• ASSIGNMENT:
Give back every entry, exactly as written.

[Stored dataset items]
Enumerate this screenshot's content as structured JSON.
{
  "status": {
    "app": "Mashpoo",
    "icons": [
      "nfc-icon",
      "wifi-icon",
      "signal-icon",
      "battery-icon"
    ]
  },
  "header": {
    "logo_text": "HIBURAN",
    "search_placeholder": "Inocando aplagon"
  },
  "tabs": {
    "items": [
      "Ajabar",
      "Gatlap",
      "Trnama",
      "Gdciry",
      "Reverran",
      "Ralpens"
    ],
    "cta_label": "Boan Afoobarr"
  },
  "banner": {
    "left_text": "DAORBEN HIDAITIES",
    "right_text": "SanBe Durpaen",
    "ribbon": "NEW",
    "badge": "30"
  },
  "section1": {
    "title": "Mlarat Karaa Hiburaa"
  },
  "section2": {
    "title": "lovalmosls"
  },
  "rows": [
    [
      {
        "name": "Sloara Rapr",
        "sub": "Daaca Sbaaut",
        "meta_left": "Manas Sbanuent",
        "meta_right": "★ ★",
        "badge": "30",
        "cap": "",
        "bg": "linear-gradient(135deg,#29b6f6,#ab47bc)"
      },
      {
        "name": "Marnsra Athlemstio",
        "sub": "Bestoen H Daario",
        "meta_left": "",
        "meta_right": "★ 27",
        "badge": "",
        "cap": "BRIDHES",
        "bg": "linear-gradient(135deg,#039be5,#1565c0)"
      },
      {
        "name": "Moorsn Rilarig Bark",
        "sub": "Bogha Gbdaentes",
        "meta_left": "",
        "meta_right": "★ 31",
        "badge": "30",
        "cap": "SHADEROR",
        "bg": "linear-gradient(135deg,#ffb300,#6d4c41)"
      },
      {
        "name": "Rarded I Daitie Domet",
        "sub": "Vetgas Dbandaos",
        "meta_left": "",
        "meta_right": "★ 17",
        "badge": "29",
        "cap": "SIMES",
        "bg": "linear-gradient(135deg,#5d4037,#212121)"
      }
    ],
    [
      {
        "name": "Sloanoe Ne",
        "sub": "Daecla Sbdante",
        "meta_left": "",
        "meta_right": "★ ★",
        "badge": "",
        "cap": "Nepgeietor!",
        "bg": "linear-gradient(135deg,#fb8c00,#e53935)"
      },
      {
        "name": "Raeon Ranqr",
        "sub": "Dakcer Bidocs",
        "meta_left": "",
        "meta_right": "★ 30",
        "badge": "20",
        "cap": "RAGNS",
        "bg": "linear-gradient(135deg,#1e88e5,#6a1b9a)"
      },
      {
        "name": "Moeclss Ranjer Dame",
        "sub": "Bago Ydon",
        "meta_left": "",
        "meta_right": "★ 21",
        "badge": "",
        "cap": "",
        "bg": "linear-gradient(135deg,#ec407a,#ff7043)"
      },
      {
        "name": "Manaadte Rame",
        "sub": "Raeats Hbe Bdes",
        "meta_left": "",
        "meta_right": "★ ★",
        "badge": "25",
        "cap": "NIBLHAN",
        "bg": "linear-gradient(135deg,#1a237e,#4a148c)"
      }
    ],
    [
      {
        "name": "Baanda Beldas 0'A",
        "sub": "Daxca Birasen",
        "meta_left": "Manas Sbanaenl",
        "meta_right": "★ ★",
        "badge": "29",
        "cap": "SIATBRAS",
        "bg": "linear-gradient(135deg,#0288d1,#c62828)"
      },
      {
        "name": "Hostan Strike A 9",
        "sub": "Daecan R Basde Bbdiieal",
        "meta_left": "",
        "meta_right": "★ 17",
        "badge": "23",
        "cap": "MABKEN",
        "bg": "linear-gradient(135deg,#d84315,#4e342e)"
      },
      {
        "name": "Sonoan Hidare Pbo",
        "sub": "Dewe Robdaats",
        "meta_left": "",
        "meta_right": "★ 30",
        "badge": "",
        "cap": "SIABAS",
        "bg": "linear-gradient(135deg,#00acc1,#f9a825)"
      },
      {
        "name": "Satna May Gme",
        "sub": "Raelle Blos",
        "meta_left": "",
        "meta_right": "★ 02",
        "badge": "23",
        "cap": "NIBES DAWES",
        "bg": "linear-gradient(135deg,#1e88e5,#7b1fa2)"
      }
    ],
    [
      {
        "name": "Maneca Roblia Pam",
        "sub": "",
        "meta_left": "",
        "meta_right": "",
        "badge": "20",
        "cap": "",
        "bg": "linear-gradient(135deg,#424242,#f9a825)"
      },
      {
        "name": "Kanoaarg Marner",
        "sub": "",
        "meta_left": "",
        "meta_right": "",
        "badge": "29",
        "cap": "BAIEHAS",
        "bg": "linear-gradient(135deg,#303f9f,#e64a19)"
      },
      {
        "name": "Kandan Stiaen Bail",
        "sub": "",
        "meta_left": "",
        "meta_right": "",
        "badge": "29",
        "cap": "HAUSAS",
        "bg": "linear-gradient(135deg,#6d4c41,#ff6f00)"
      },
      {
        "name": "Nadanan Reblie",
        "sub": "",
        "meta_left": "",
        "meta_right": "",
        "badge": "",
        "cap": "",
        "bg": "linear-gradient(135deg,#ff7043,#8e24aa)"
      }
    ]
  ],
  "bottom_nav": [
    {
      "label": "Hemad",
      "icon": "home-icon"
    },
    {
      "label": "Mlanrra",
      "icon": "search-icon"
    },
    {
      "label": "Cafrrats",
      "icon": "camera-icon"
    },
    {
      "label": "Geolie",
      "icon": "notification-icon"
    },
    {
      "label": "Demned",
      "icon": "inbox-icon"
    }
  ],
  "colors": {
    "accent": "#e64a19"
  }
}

• YOUR SOLUTION:
Enumerate this screenshot's content as structured JSON.
{
  "status": {
    "app": "Mashpoo",
    "icons": [
      "nfc-icon",
      "wifi-icon",
      "signal-icon",
      "battery-icon"
    ]
  },
  "header": {
    "logo_text": "HIBURAN",
    "search_placeholder": "Inocando aplagon"
  },
  "tabs": {
    "items": [
      "Ajabar",
      "Gatlap",
      "Trnama",
      "Gdciry",
      "Reverran",
      "Ralpens"
    ],
    "cta_label": "Boan Afoobarr"
  },
  "banner": {
    "left_text": "DAORBEN HIDAITIES",
    "right_text": "SanBe Durpaen",
    "ribbon": "NEW",
    "badge": "30"
  },
  "section1": {
    "title": "Mlarat Karaa Hiburaa"
  },
  "section2": {
    "title": "lovalmosls"
  },
  "rows": [
    [
      {
        "name": "Sloara Rapr",
        "sub": "Daaca Sbaaut",
        "meta_left": "Manas Sbanuent",
        "meta_right": "★ ★",
        "badge": "30",
        "cap": "",
        "bg": "linear-gradient(135deg,#29b6f6,#ab47bc)"
      },
      {
        "name": "Marnsra Athlemstio",
        "sub": "Bestoen H Daario",
        "meta_left": "",
        "meta_right": "★ 27",
        "badge": "",
        "cap": "BRIDHES",
        "bg": "linear-gradient(135deg,#039be5,#1565c0)"
      },
      {
        "name": "Moorsn Rilarig Bark",
        "sub": "Bogha Gbdaentes",
        "meta_left": "",
        "meta_right": "★ 31",
        "badge": "30",
        "cap": "SHADEROR",
        "bg": "linear-gradient(135deg,#ffb300,#6d4c41)"
      },
      {
        "name": "Rarded I Daitie Domet",
        "sub": "Vetgas Dbandaos",
        "meta_left": "",
        "meta_right": "★ 17",
        "badge": "29",
        "cap": "SIMES",
        "bg": "linear-gradient(135deg,#5d4037,#212121)"
      }
    ],
    [
      {
        "name": "Sloanoe Ne",
        "sub": "Daecla Sbdante",
        "meta_left": "",
        "meta_right": "★ ★",
        "badge": "",
        "cap": "Nepgeietor!",
        "bg": "linear-gradient(135deg,#fb8c00,#e53935)"
      },
      {
        "name": "Raeon Ranqr",
        "sub": "Dakcer Bidocs",
        "meta_left": "",
        "meta_right": "★ 30",
        "badge": "20",
        "cap": "RAGNS",
        "bg": "linear-gradient(135deg,#1e88e5,#6a1b9a)"
      },
      {
        "name": "Moeclss Ranjer Dame",
        "sub": "Bago Ydon",
        "meta_left": "",
        "meta_right": "★ 21",
        "badge": "",
        "cap": "",
        "bg": "linear-gradient(135deg,#ec407a,#ff7043)"
      },
      {
        "name": "Manaadte Rame",
        "sub": "Raeats Hbe Bdes",
        "meta_left": "",
        "meta_right": "★ ★",
        "badge": "25",
        "cap": "NIBLHAN",
        "bg": "linear-gradient(135deg,#1a237e,#4a148c)"
      }
    ],
    [
      {
        "name": "Baanda Beldas 0'A",
        "sub": "Daxca Birasen",
        "meta_left": "Manas Sbanaenl",
        "meta_right": "★ ★",
        "badge": "29",
        "cap": "SIATBRAS",
        "bg": "linear-gradient(135deg,#0288d1,#c62828)"
      },
      {
        "name": "Hostan Strike A 9",
        "sub": "Daecan R Basde Bbdiieal",
        "meta_left": "",
        "meta_right": "★ 17",
        "badge": "23",
        "cap": "MABKEN",
        "bg": "linear-gradient(135deg,#d84315,#4e342e)"
      },
      {
        "name": "Sonoan Hidare Pbo",
        "sub": "Dewe Robdaats",
        "meta_left": "",
        "meta_right": "★ 30",
        "badge": "",
        "cap": "SIABAS",
        "bg": "linear-gradient(135deg,#00acc1,#f9a825)"
      },
      {
        "name": "Satna May Gme",
        "sub": "Raelle Blos",
        "meta_left": "",
        "meta_right": "★ 02",
        "badge": "23",
        "cap": "NIBES DAWES",
        "bg": "linear-gradient(135deg,#1e88e5,#7b1fa2)"
      }
    ],
    [
      {
        "name": "Maneca Roblia Pam",
        "sub": "",
        "meta_left": "",
        "meta_right": "",
        "badge": "20",
        "cap": "",
        "bg": "linear-gradient(135deg,#424242,#f9a825)"
      },
      {
        "name": "Kanoaarg Marner",
        "sub": "",
        "meta_left": "",
        "meta_right": "",
        "badge": "29",
        "cap": "BAIEHAS",
        "bg": "linear-gradient(135deg,#303f9f,#e64a19)"
      },
      {
        "name": "Kandan Stiaen Bail",
        "sub": "",
        "meta_left": "",
        "meta_right": "",
        "badge": "29",
        "cap": "HAUSAS",
        "bg": "linear-gradient(135deg,#6d4c41,#ff6f00)"
      },
      {
        "name": "Nadanan Reblie",
        "sub": "",
        "meta_left": "",
        "meta_right": "",
        "badge": "",
        "cap": "",
        "bg": "linear-gradient(135deg,#ff7043,#8e24aa)"
      }
    ]
  ],
  "bottom_nav": [
    {
      "label": "Hemad",
      "icon": "home-icon"
    },
    {
      "label": "Mlanrra",
      "icon": "search-icon"
    },
    {
      "label": "Cafrrats",
      "icon": "camera-icon"
    },
    {
      "label": "Geolie",
      "icon": "notification-icon"
    },
    {
      "label": "Demned",
      "icon": "inbox-icon"
    }
  ],
  "colors": {
    "accent": "#e64a19"
  }
}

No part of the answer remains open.